Of course, such an approach runs against the persistent image of racism as autonomous from time and place, an idea that is an even more tenacious trope in racial discourse than the stubborn biological idea. There are two seemingly contradictory but interrelated pieces to this: that racism is an anachronistic hangover from some primitive past, and that racism is indeed timeless. But even as we are moving beyond these notions, our failure to historicize the problem of race lingers on, even in some of the best work on the subject. But if race is socially and historically constructed, then racism must be reconstructed as social regimes change and histories unfold. Much less attention has been devoted to this problem in racial studies. It is a problem linked to the difficulty we have explaining racism's seeming intractability – or, perhaps to put the matter more accurately, its reproduction. The question, then, is what enables racism to reproduce itself even after the historical conditions that initially gave it life have disappeared? And if we are to sustain an argument about its essential mutability, its historically contingent nature, how do we explain the seemingly endless repetitions of certain stereotypes (they are oversexed), dogmas (they won't work), and images (the lazy, chicken-stealing Sambos).
Part of the solution is to adopt a conception of historical transformation in which we recognize that a new historical construct is never entirely new and the old is never entirely supplanted by the new. Rather the new is grafted onto the old. Thus racism, too, is never entirely new. Shards and fragments of its past incarnations are embedded in the new. Or, if we switch metaphors to an archaeological image, the new is sedimented onto the old, which occasionally seeps or bursts through. Our problem then, is to figure out how this happens and to take its measure. The relevant measures reflect neither a temporal antiquity nor a causal innateness. If we are to make sense of racial phenomena in our own era, we must recognize its temporal modernity and its links with essentially modern phenomena, processes, and institutions. Thomas C. Holt

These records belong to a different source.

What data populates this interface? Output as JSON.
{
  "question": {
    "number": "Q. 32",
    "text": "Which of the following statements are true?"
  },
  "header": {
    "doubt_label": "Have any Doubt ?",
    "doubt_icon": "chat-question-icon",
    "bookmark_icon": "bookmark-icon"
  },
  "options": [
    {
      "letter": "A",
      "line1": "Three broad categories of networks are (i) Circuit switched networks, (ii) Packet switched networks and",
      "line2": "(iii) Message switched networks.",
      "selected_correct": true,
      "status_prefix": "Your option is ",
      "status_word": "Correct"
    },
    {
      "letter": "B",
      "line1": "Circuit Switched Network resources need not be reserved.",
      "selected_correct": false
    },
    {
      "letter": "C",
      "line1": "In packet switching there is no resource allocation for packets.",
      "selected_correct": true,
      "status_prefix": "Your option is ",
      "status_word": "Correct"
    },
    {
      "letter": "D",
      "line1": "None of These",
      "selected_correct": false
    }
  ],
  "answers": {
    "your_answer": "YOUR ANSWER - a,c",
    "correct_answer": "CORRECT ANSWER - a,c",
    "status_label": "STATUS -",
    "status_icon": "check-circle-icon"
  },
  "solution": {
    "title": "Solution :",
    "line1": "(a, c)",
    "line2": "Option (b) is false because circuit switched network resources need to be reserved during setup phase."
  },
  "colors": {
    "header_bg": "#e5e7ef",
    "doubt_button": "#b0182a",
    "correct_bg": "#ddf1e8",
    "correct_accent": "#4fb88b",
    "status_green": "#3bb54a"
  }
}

The author is James Westfall Thompson Distinguished Professor Service Professor at the University of Chicago.